■ **About this task**:
In the records that follow, find each line with the word "lines" and copy it.

■ **Supplied data**:
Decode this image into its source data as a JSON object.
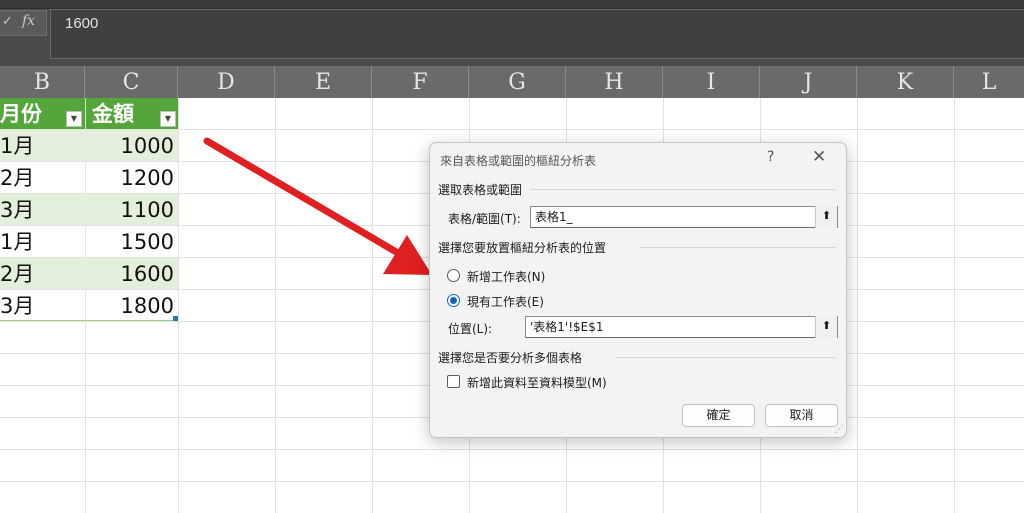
{
  "formula_bar": {
    "cancel_icon": "x-icon",
    "fx_label": "fx",
    "value": "1600"
  },
  "columns": [
    "B",
    "C",
    "D",
    "E",
    "F",
    "G",
    "H",
    "I",
    "J",
    "K",
    "L"
  ],
  "table": {
    "headers": [
      "月份",
      "金額"
    ],
    "rows": [
      [
        "1月",
        "1000"
      ],
      [
        "2月",
        "1200"
      ],
      [
        "3月",
        "1100"
      ],
      [
        "1月",
        "1500"
      ],
      [
        "2月",
        "1600"
      ],
      [
        "3月",
        "1800"
      ]
    ],
    "header_color": "#55a63a",
    "band_color": "#e2efda"
  },
  "annotation": {
    "arrow_color": "#e02020"
  },
  "dialog": {
    "title": "來自表格或範圍的樞紐分析表",
    "help": "?",
    "close": "✕",
    "section1": "選取表格或範圍",
    "range_label": "表格/範圍(T):",
    "range_value": "表格1_",
    "section2": "選擇您要放置樞紐分析表的位置",
    "option_new": "新增工作表(N)",
    "option_existing": "現有工作表(E)",
    "location_label": "位置(L):",
    "location_value": "'表格1'!$E$1",
    "section3": "選擇您是否要分析多個表格",
    "add_model_label": "新增此資料至資料模型(M)",
    "ok": "確定",
    "cancel": "取消",
    "selected_option": "existing"
  }
}
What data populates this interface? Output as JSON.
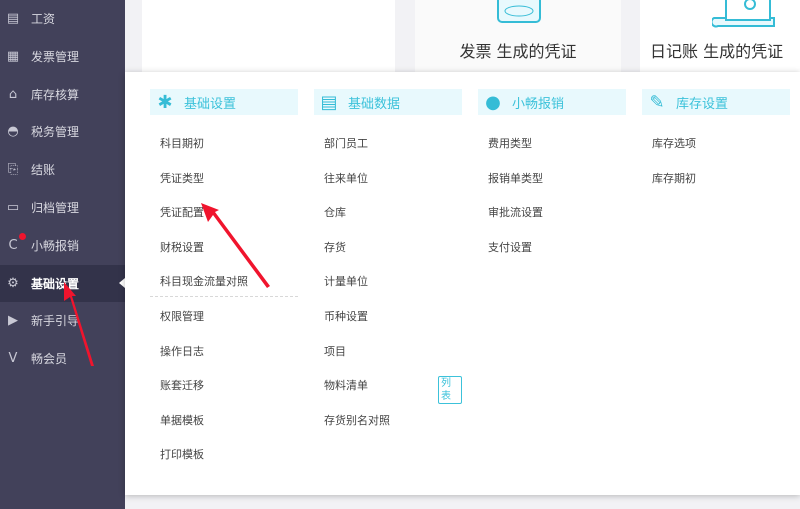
{
  "sidebar": {
    "items": [
      {
        "label": "工资",
        "icon": "salary-icon"
      },
      {
        "label": "发票管理",
        "icon": "invoice-icon"
      },
      {
        "label": "库存核算",
        "icon": "warehouse-icon"
      },
      {
        "label": "税务管理",
        "icon": "tax-icon"
      },
      {
        "label": "结账",
        "icon": "checkout-icon"
      },
      {
        "label": "归档管理",
        "icon": "archive-icon"
      },
      {
        "label": "小畅报销",
        "icon": "reimburse-icon",
        "notification": true
      },
      {
        "label": "基础设置",
        "icon": "gear-icon",
        "active": true
      },
      {
        "label": "新手引导",
        "icon": "video-guide-icon"
      },
      {
        "label": "畅会员",
        "icon": "vip-icon"
      }
    ]
  },
  "cards": [
    {
      "label": "发票 生成的凭证"
    },
    {
      "label": "日记账 生成的凭证"
    }
  ],
  "menu": {
    "columns": [
      {
        "title": "基础设置",
        "icon": "settings-card-icon",
        "items": [
          "科目期初",
          "凭证类型",
          "凭证配置",
          "财税设置",
          "科目现金流量对照"
        ],
        "items2": [
          "权限管理",
          "操作日志",
          "账套迁移",
          "单据模板",
          "打印模板"
        ]
      },
      {
        "title": "基础数据",
        "icon": "id-card-icon",
        "items": [
          "部门员工",
          "往来单位",
          "仓库",
          "存货",
          "计量单位",
          "币种设置",
          "项目",
          "物料清单",
          "存货别名对照"
        ],
        "badge": "列表"
      },
      {
        "title": "小畅报销",
        "icon": "reimburse-logo-icon",
        "items": [
          "费用类型",
          "报销单类型",
          "审批流设置",
          "支付设置"
        ]
      },
      {
        "title": "库存设置",
        "icon": "wrench-icon",
        "items": [
          "库存选项",
          "库存期初"
        ]
      }
    ]
  },
  "colors": {
    "sidebar": "#42415a",
    "accent": "#3cc2da",
    "annotation": "#f0142d"
  }
}
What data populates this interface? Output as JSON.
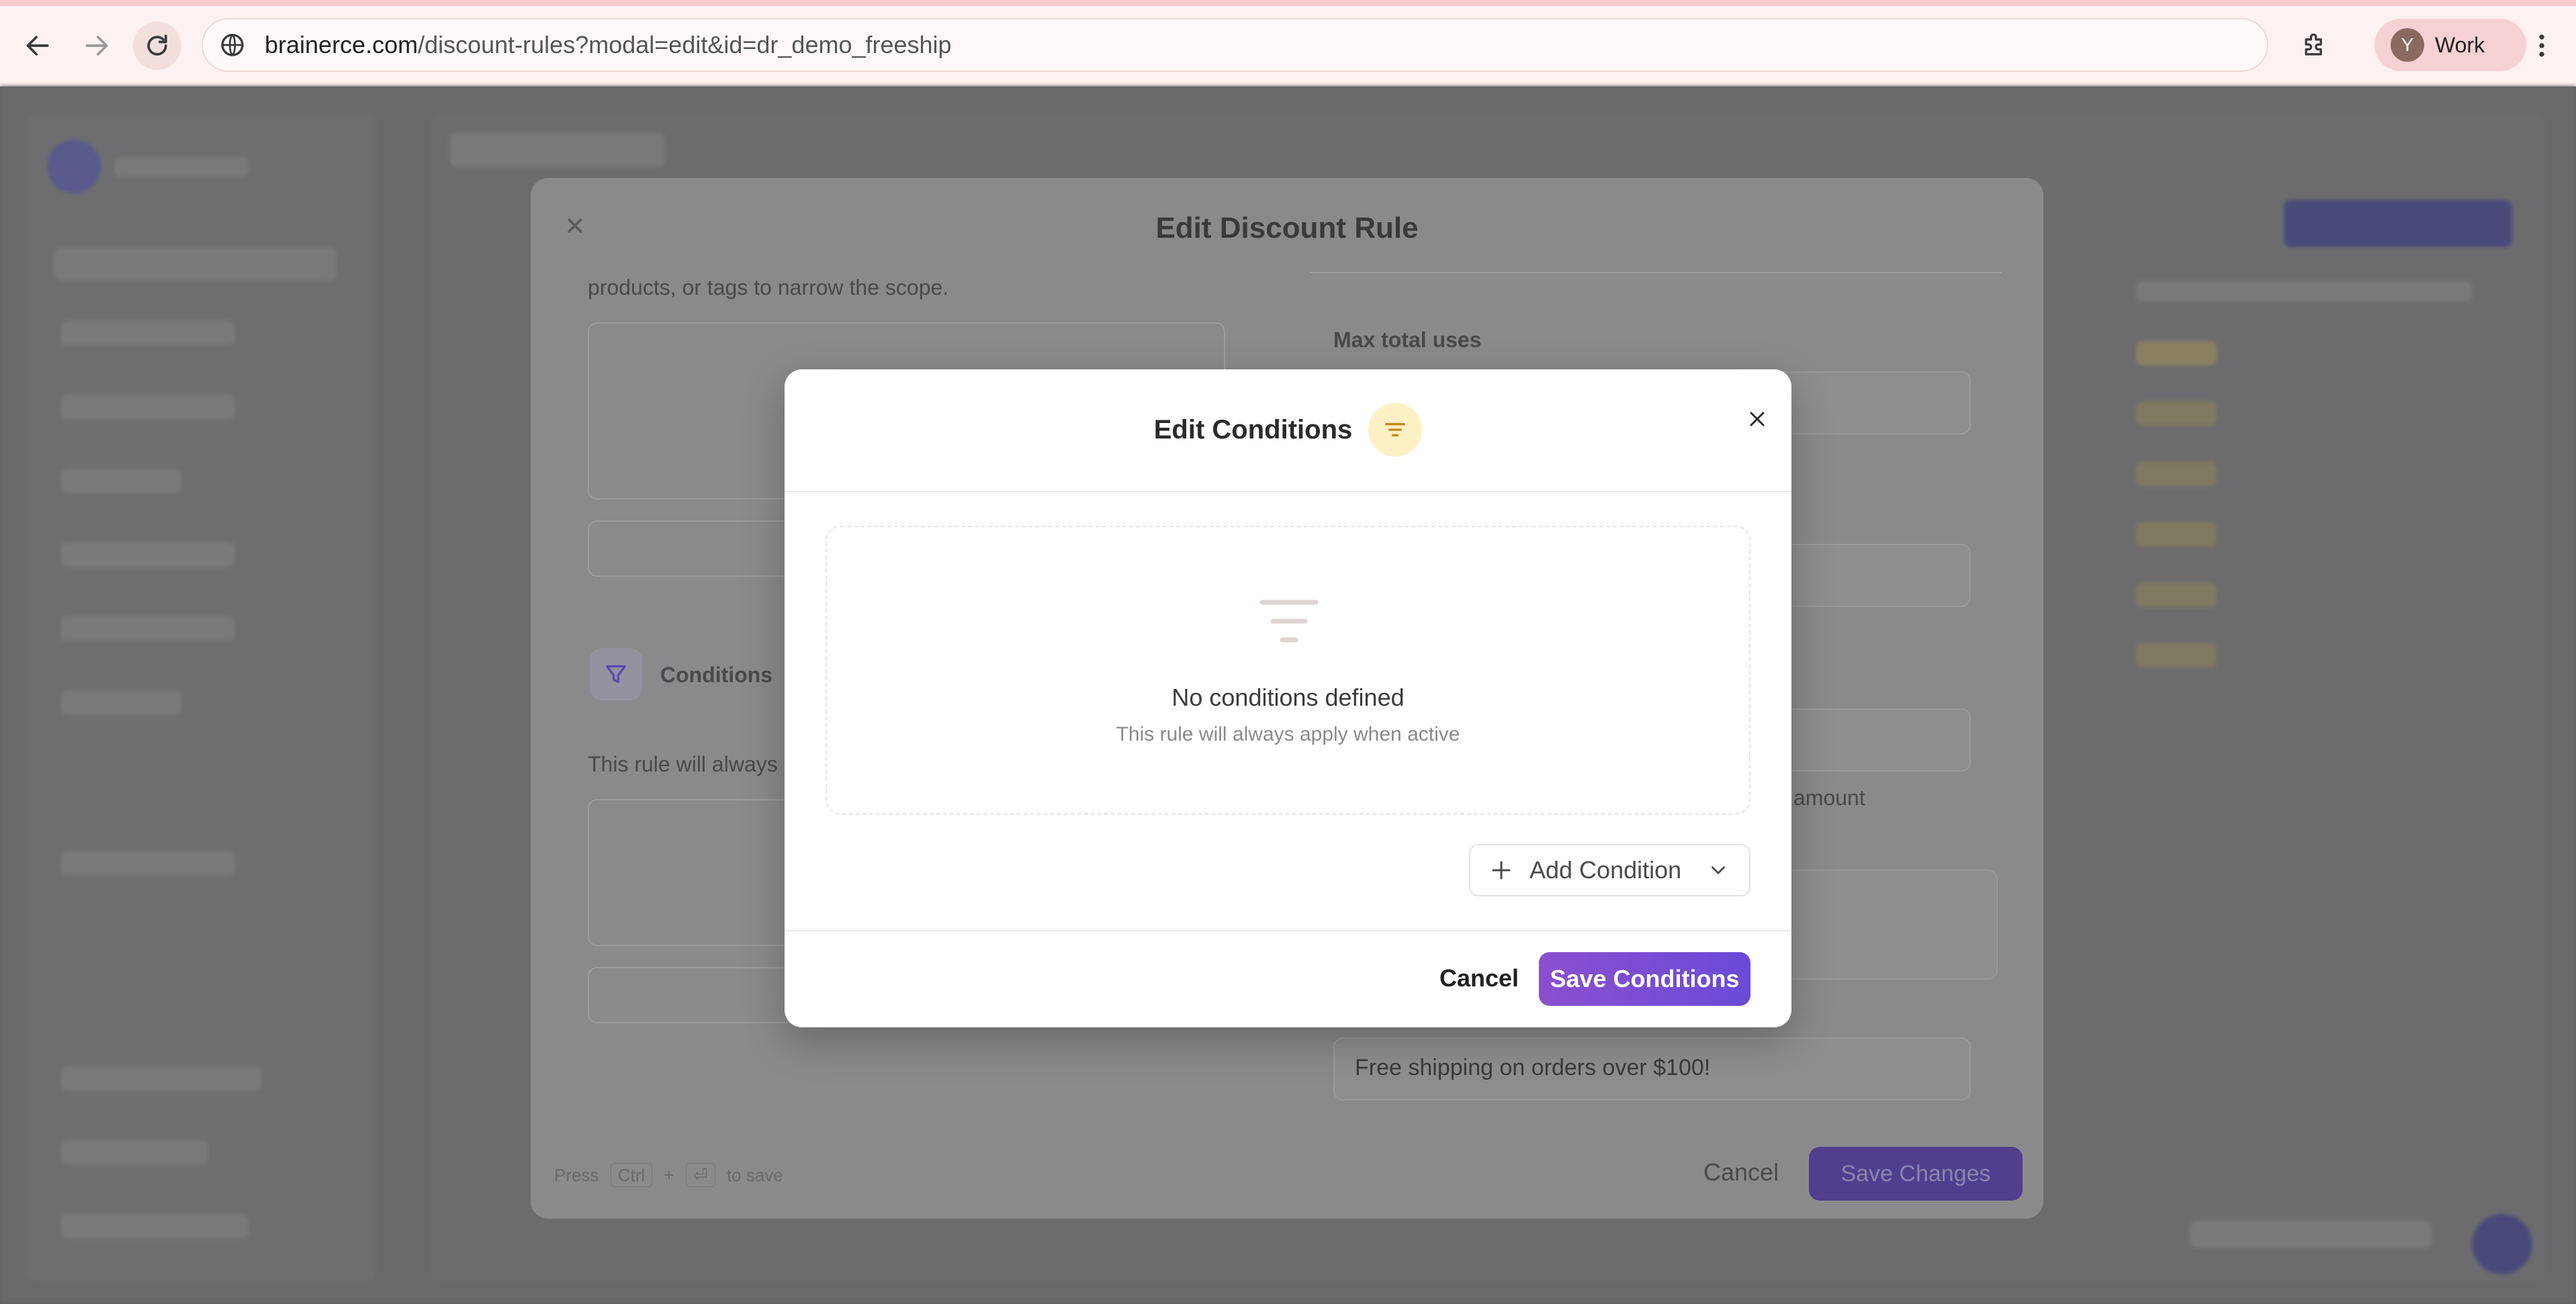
{
  "browser": {
    "url_host": "brainerce.com",
    "url_path": "/discount-rules?modal=edit&id=dr_demo_freeship",
    "profile_initial": "Y",
    "profile_name": "Work"
  },
  "outer_modal": {
    "title": "Edit Discount Rule",
    "scope_help_text": "products, or tags to narrow the scope.",
    "max_total_uses_label": "Max total uses",
    "conditions_label": "Conditions",
    "conditions_help_text": "This rule will always ap",
    "amount_help_text": "amount",
    "description_value": "Free shipping on orders over $100!",
    "shortcut_hint": "Press",
    "shortcut_key_1": "Ctrl",
    "shortcut_plus": "+",
    "shortcut_key_2": "⏎",
    "shortcut_suffix": "to save",
    "cancel_label": "Cancel",
    "save_label": "Save Changes"
  },
  "dialog": {
    "title": "Edit Conditions",
    "empty_title": "No conditions defined",
    "empty_subtitle": "This rule will always apply when active",
    "add_condition_label": "Add Condition",
    "cancel_label": "Cancel",
    "save_label": "Save Conditions"
  },
  "colors": {
    "accent_start": "#8a4fcf",
    "accent_end": "#6a4bd8",
    "title_icon_bg": "#fdf0c4",
    "title_icon_fg": "#c58a1a"
  },
  "icons": {
    "back": "arrow-left-icon",
    "forward": "arrow-right-icon",
    "reload": "reload-icon",
    "site_info": "site-info-icon",
    "extensions": "puzzle-icon",
    "menu": "kebab-menu-icon",
    "title_filter": "filter-lines-icon",
    "close": "close-icon",
    "empty_state": "filter-lines-icon",
    "add": "plus-icon",
    "dropdown": "chevron-down-icon"
  }
}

■ **Finished exercise**:
    "title_filter": "filter-lines-icon",
    "empty_state": "filter-lines-icon",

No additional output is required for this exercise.